By Brian Sheridan
The first time I felt it was okay to be me was in choir class during my sophomore year of high school. The only other boy I connected with gave me a look one day during class, a knowing smile and cocked eyebrow.
“You’re… different, right?” he asked. It was like he was asking something taboo. It might as well have been, we were in a Roman Catholic school after all. I didn’t speak much in that class at first, but I gave him a small nod and pushed my head back into my music. We were inseparable after that.
He showed me everything I wanted. Queer culture was a creature I had never been brave enough to embrace before, and I loved it. Drag, dance, and divas overtook my life, and I felt like I had found things I could finally connect to.

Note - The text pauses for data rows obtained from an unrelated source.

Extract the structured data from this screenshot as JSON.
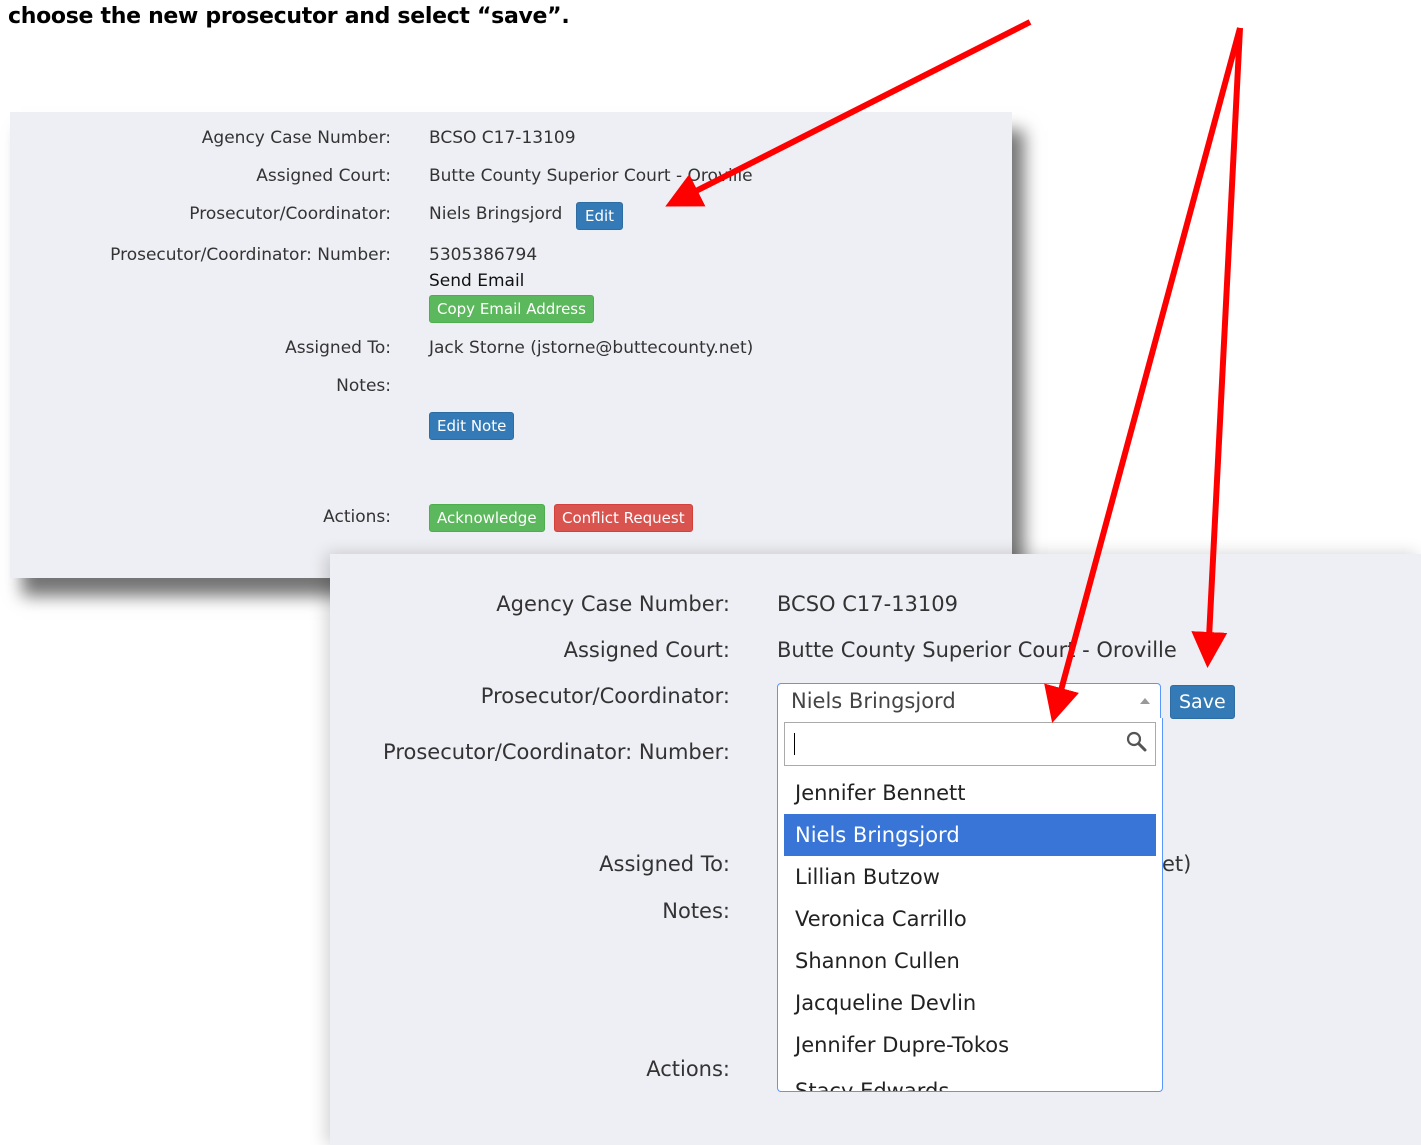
{
  "instruction": "choose the new prosecutor and select “save”.",
  "colors": {
    "arrow": "#ff0000",
    "panel_bg": "#eeeff4",
    "primary_button": "#337ab7",
    "success_button": "#5cb85c",
    "danger_button": "#d9534f",
    "highlight": "#3875d7"
  },
  "panel1": {
    "labels": {
      "case_number": "Agency Case Number:",
      "court": "Assigned Court:",
      "prosecutor": "Prosecutor/Coordinator:",
      "prosecutor_number": "Prosecutor/Coordinator: Number:",
      "assigned_to": "Assigned To:",
      "notes": "Notes:",
      "actions": "Actions:"
    },
    "values": {
      "case_number": "BCSO C17-13109",
      "court": "Butte County Superior Court - Oroville",
      "prosecutor": "Niels Bringsjord",
      "prosecutor_number": "5305386794",
      "send_email": "Send Email",
      "assigned_to": "Jack Storne (jstorne@buttecounty.net)"
    },
    "buttons": {
      "edit": "Edit",
      "copy_email": "Copy Email Address",
      "edit_note": "Edit Note",
      "acknowledge": "Acknowledge",
      "conflict_request": "Conflict Request"
    }
  },
  "panel2": {
    "labels": {
      "case_number": "Agency Case Number:",
      "court": "Assigned Court:",
      "prosecutor": "Prosecutor/Coordinator:",
      "prosecutor_number": "Prosecutor/Coordinator: Number:",
      "assigned_to": "Assigned To:",
      "notes": "Notes:",
      "actions": "Actions:"
    },
    "values": {
      "case_number": "BCSO C17-13109",
      "court": "Butte County Superior Court - Oroville",
      "assigned_to_fragment": "et)"
    },
    "select": {
      "selected": "Niels Bringsjord",
      "search_value": "",
      "options": [
        "Jennifer Bennett",
        "Niels Bringsjord",
        "Lillian Butzow",
        "Veronica Carrillo",
        "Shannon Cullen",
        "Jacqueline Devlin",
        "Jennifer Dupre-Tokos"
      ],
      "partial_option": "Stacy Edwards",
      "highlighted_index": 1
    },
    "buttons": {
      "save": "Save"
    }
  }
}
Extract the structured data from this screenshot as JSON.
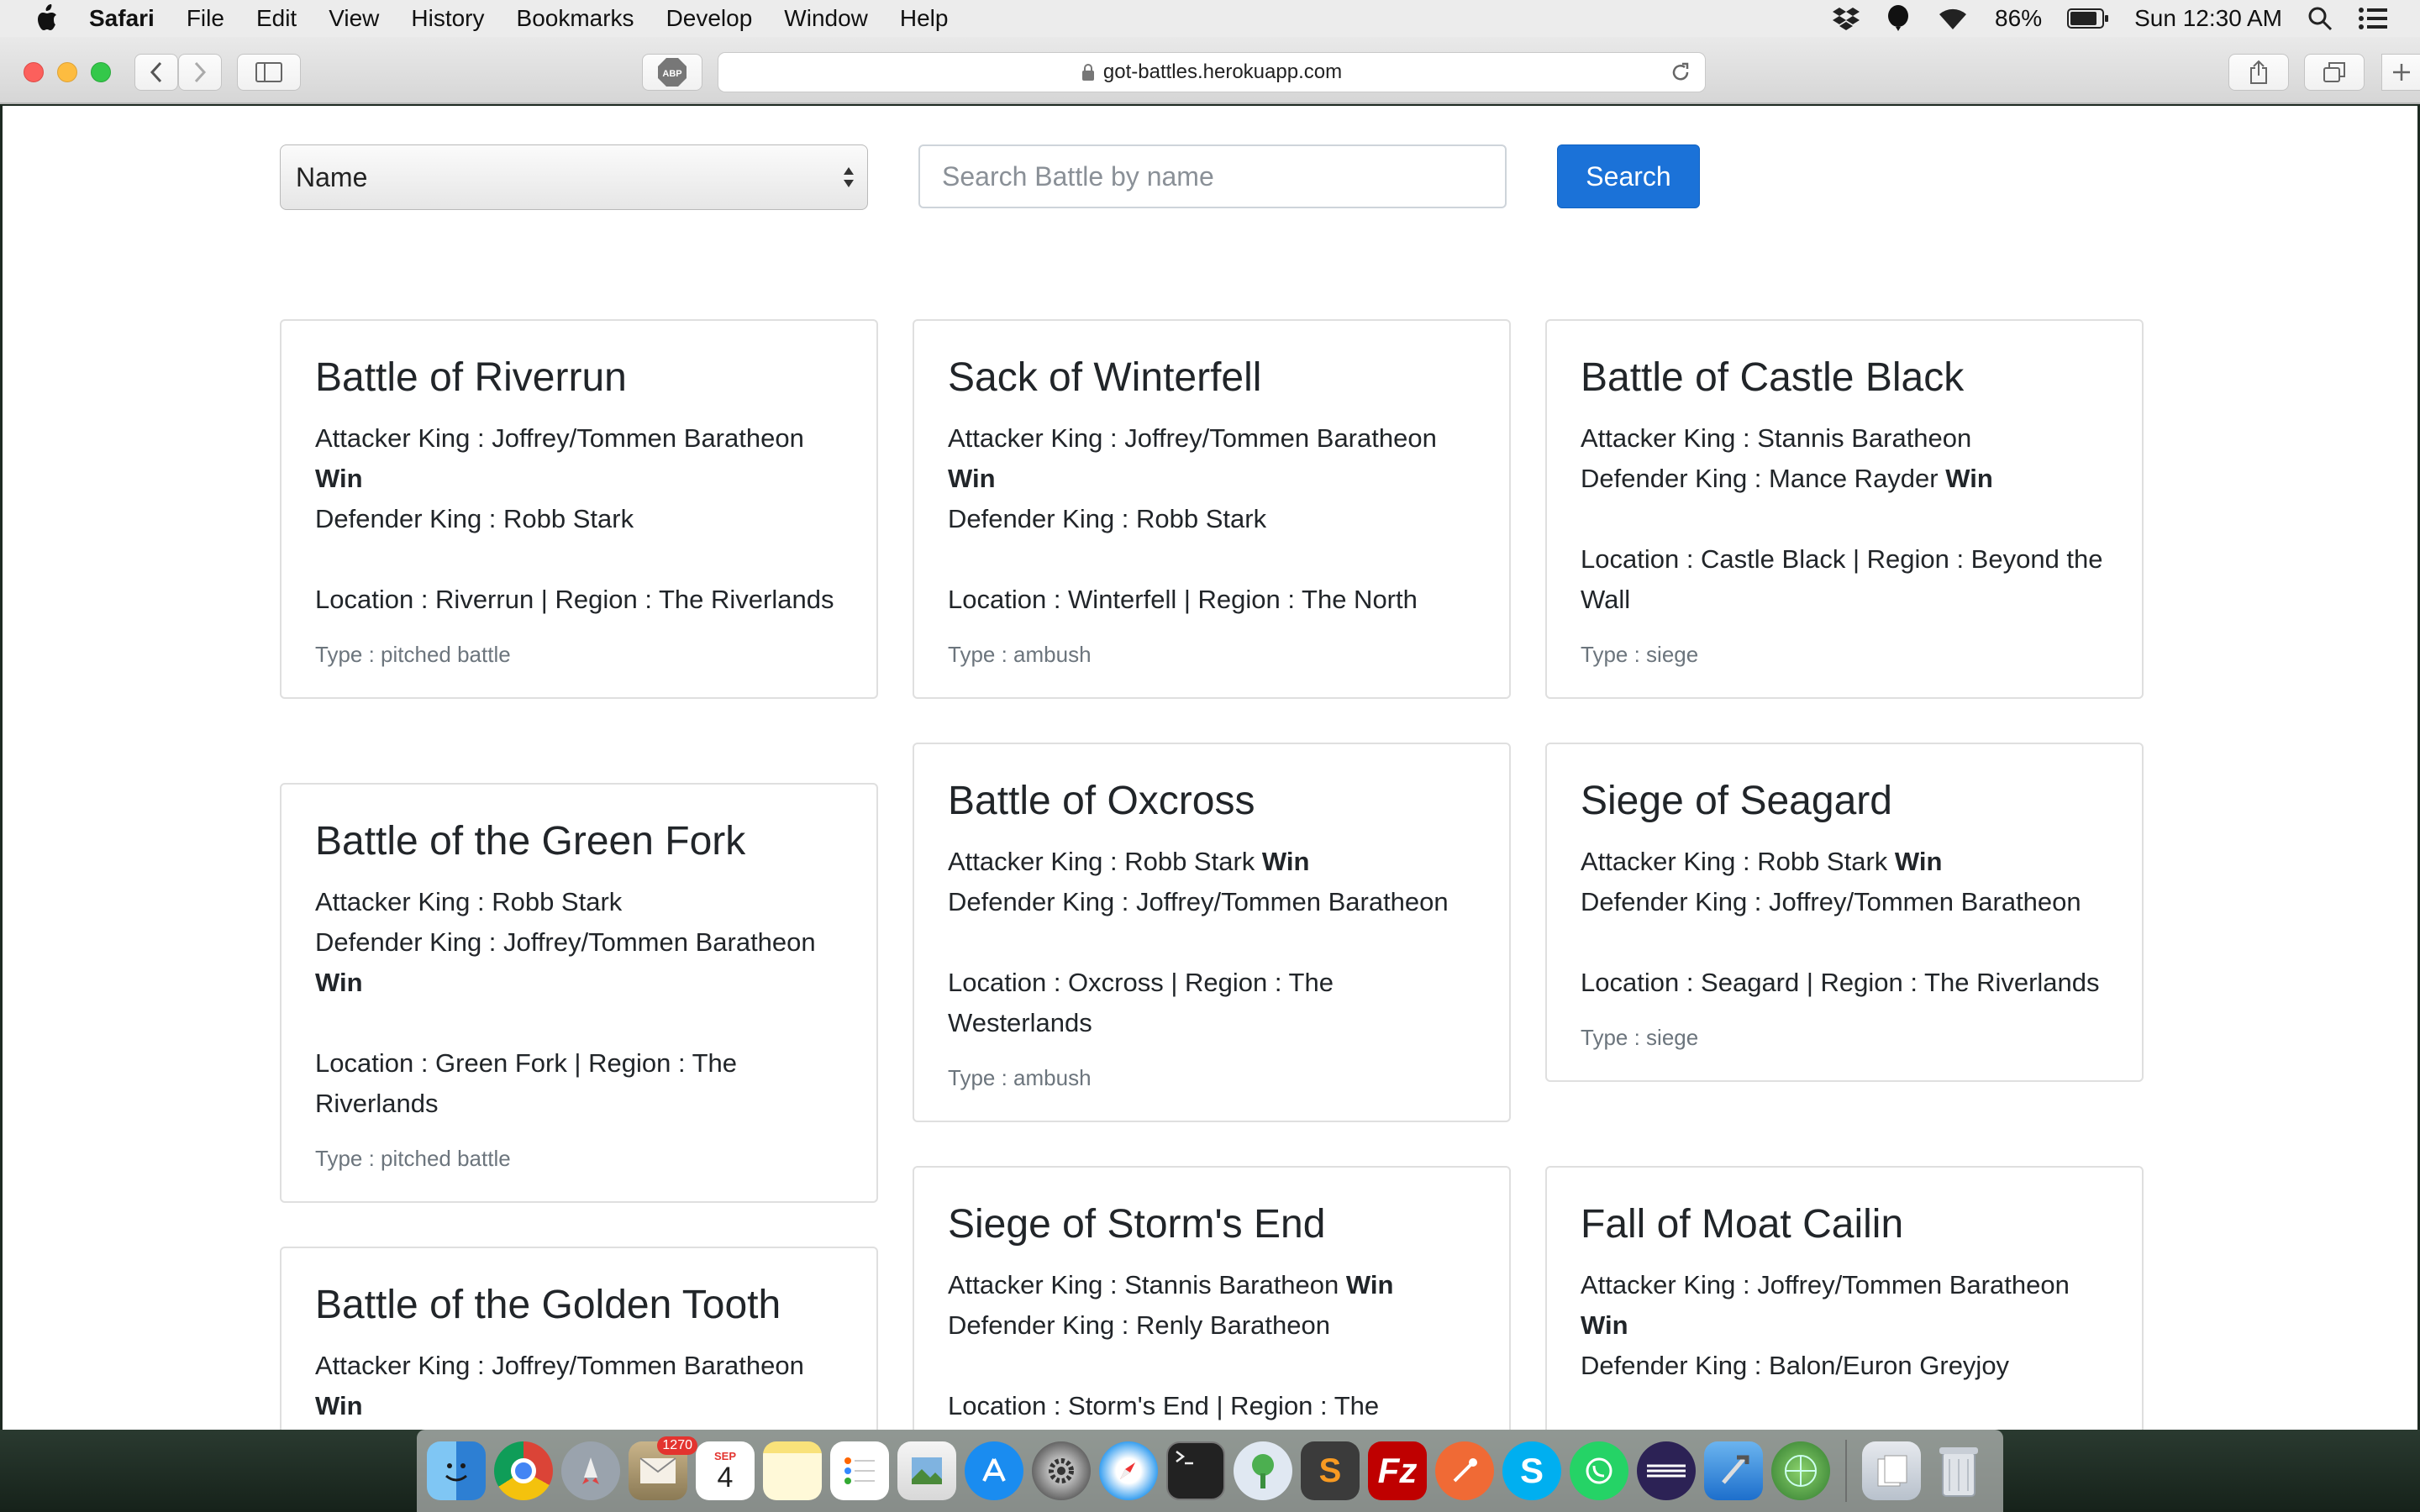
{
  "menubar": {
    "app_name": "Safari",
    "items": [
      "File",
      "Edit",
      "View",
      "History",
      "Bookmarks",
      "Develop",
      "Window",
      "Help"
    ],
    "battery": "86%",
    "clock": "Sun 12:30 AM"
  },
  "browser": {
    "url": "got-battles.herokuapp.com",
    "adblock_label": "ABP"
  },
  "filters": {
    "select_value": "Name",
    "search_placeholder": "Search Battle by name",
    "search_button": "Search"
  },
  "cards": [
    {
      "title": "Battle of Riverrun",
      "attacker": "Attacker King : Joffrey/Tommen Baratheon",
      "attacker_win": "Win",
      "defender": "Defender King : Robb Stark",
      "defender_win": "",
      "location": "Location : Riverrun | Region : The Riverlands",
      "type": "Type : pitched battle"
    },
    {
      "title": "Sack of Winterfell",
      "attacker": "Attacker King : Joffrey/Tommen Baratheon",
      "attacker_win": "Win",
      "defender": "Defender King : Robb Stark",
      "defender_win": "",
      "location": "Location : Winterfell | Region : The North",
      "type": "Type : ambush"
    },
    {
      "title": "Battle of Castle Black",
      "attacker": "Attacker King : Stannis Baratheon",
      "attacker_win": "",
      "defender": "Defender King : Mance Rayder",
      "defender_win": "Win",
      "location": "Location : Castle Black | Region : Beyond the Wall",
      "type": "Type : siege"
    },
    {
      "title": "Battle of the Green Fork",
      "attacker": "Attacker King : Robb Stark",
      "attacker_win": "",
      "defender": "Defender King : Joffrey/Tommen Baratheon",
      "defender_win": "Win",
      "location": "Location : Green Fork | Region : The Riverlands",
      "type": "Type : pitched battle"
    },
    {
      "title": "Battle of Oxcross",
      "attacker": "Attacker King : Robb Stark",
      "attacker_win": "Win",
      "defender": "Defender King : Joffrey/Tommen Baratheon",
      "defender_win": "",
      "location": "Location : Oxcross | Region : The Westerlands",
      "type": "Type : ambush"
    },
    {
      "title": "Siege of Seagard",
      "attacker": "Attacker King : Robb Stark",
      "attacker_win": "Win",
      "defender": "Defender King : Joffrey/Tommen Baratheon",
      "defender_win": "",
      "location": "Location : Seagard | Region : The Riverlands",
      "type": "Type : siege"
    },
    {
      "title": "Battle of the Golden Tooth",
      "attacker": "Attacker King : Joffrey/Tommen Baratheon",
      "attacker_win": "Win",
      "defender": "",
      "defender_win": "",
      "location": "",
      "type": ""
    },
    {
      "title": "Siege of Storm's End",
      "attacker": "Attacker King : Stannis Baratheon",
      "attacker_win": "Win",
      "defender": "Defender King : Renly Baratheon",
      "defender_win": "",
      "location": "Location : Storm's End | Region : The",
      "type": ""
    },
    {
      "title": "Fall of Moat Cailin",
      "attacker": "Attacker King : Joffrey/Tommen Baratheon",
      "attacker_win": "Win",
      "defender": "Defender King : Balon/Euron Greyjoy",
      "defender_win": "",
      "location": "",
      "type": ""
    }
  ],
  "dock": {
    "mail_badge": "1270",
    "calendar_month": "SEP",
    "calendar_day": "4",
    "icons": [
      "finder-icon",
      "chrome-icon",
      "launchpad-icon",
      "mail-icon",
      "calendar-icon",
      "notes-icon",
      "reminders-icon",
      "preview-icon",
      "app-store-icon",
      "system-preferences-icon",
      "safari-icon",
      "terminal-icon",
      "sourcetree-icon",
      "sublime-text-icon",
      "filezilla-icon",
      "postman-icon",
      "skype-icon",
      "whatsapp-icon",
      "eclipse-icon",
      "xcode-icon",
      "world-clock-icon",
      "documents-icon",
      "trash-icon"
    ],
    "colors": {
      "accent": "#1b72d8"
    }
  }
}
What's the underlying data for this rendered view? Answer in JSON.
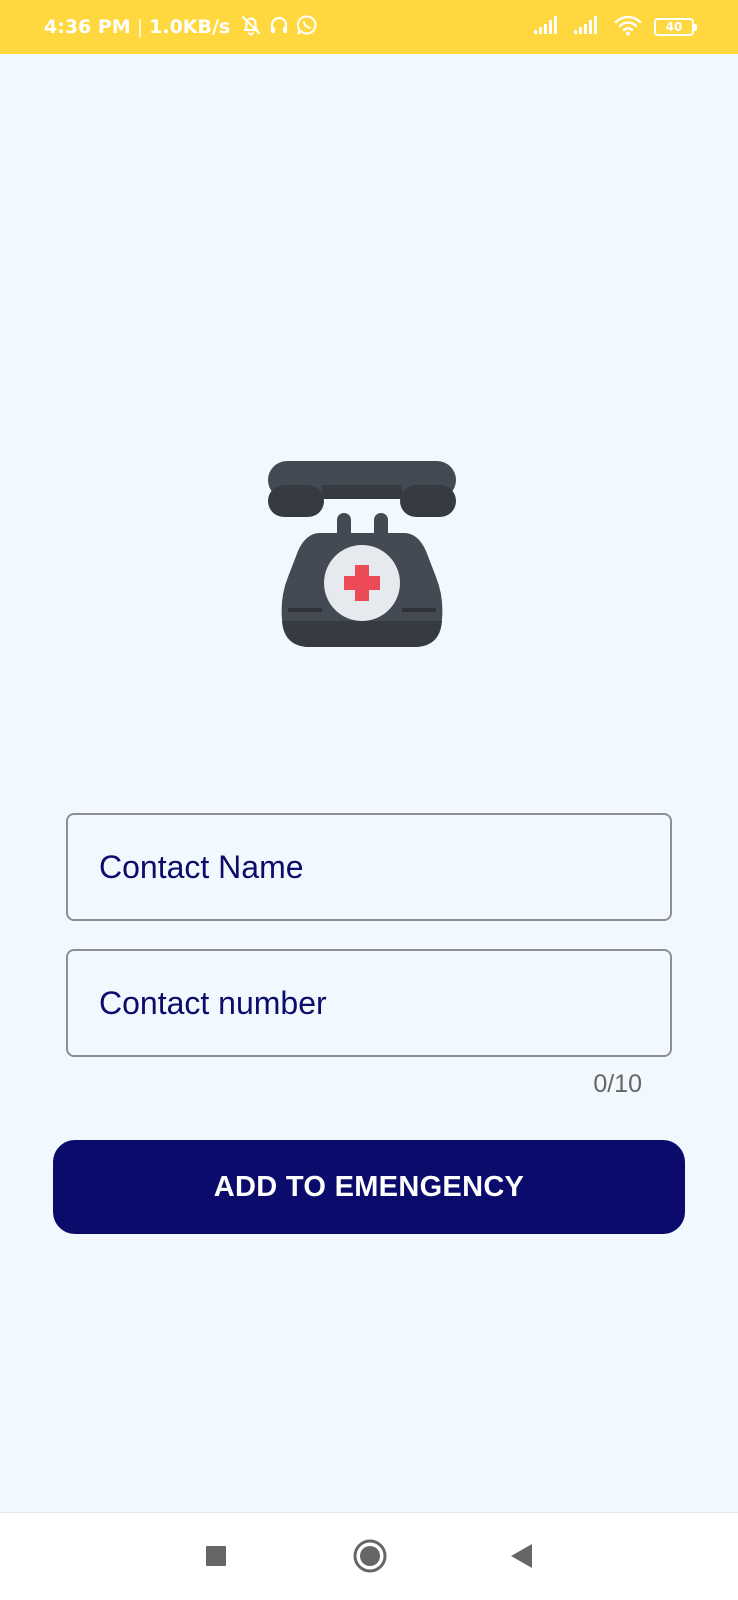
{
  "status_bar": {
    "time": "4:36 PM",
    "separator": "|",
    "net_speed": "1.0KB/s",
    "battery_level": "40",
    "icons": [
      "bell-off-icon",
      "headset-icon",
      "whatsapp-icon",
      "signal-icon",
      "signal-icon",
      "wifi-icon",
      "battery-icon"
    ],
    "background_color": "#ffd83f"
  },
  "logo": {
    "icon": "emergency-phone-icon"
  },
  "form": {
    "contact_name_placeholder": "Contact Name",
    "contact_name_value": "",
    "contact_number_placeholder": "Contact number",
    "contact_number_value": "",
    "char_counter": "0/10"
  },
  "actions": {
    "add_button_label": "ADD TO EMENGENCY",
    "button_color": "#0b0b6b"
  },
  "nav_bar": {
    "icons": [
      "recents-square-icon",
      "home-circle-icon",
      "back-triangle-icon"
    ]
  }
}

Thank you, Ricky.
When I told my best friend that I liked boys and girls, she smiled and squeezed my hand. I’d know her since I was ten, and to think I was scared of how she might have reacted is asinine in retrospect. I think we even grew closer because of it.
Of course, there were always whispers and rumors, littering the air we breathed each class. She didn’t let it bother her. She couldn’t care less about what they thought, and I loved feeling that confidence. We went to our senior prom together.
“Why would I have treated you different?” she laughed one day. “You’re still you, that’s just another part.”
Thank you, Cassie.
It wasn’t until college that I met another bi boy. He was quiet and closed off, but he was nicer than most men. I don’t think we talked for the first four months we knew each other. Things just started rolling one day.
When it came up, it wasn’t a big deal, and we didn’t linger long on the subject. I didn’t realize how good it felt until a few days later. I wasn’t alone. Someone could fully understand.
I’ve never connected with another man that way before. I felt drawn to him. For the first time in my life, I felt like I had a man I could look up to, to imitate. He’s so comfortable with himself, and unbothered by foreign perception. He knows who he is. I’m not sure I would know without him.
Thank you, J
The first time I told someone it was okay; he’d been crying in confusion. His whole life he’d been told what he felt was wrong, invalid. Men and women alike stuck up their nose when he’d proudly state “I’m bi.”
“Is it right to feel this way? Is what I feel real?” he asked. I smiled.
“More than anything,” I said softly. “It’s Okay.”
About the Author
Brian Sheridan is a third year college student based in Burlington, Vermont. In addition to writing, he is also an aspiring educator, seeking to integrate more creative aspects into his classroom in the hopes of giving his students a deeper connection and appreciation to the arts. In his free time, he enjoys drinking excessive amounts of coffee, drag, listening to 80's synth pop, and asking strangers if he can hang out with their dogs for indefinite amounts of time.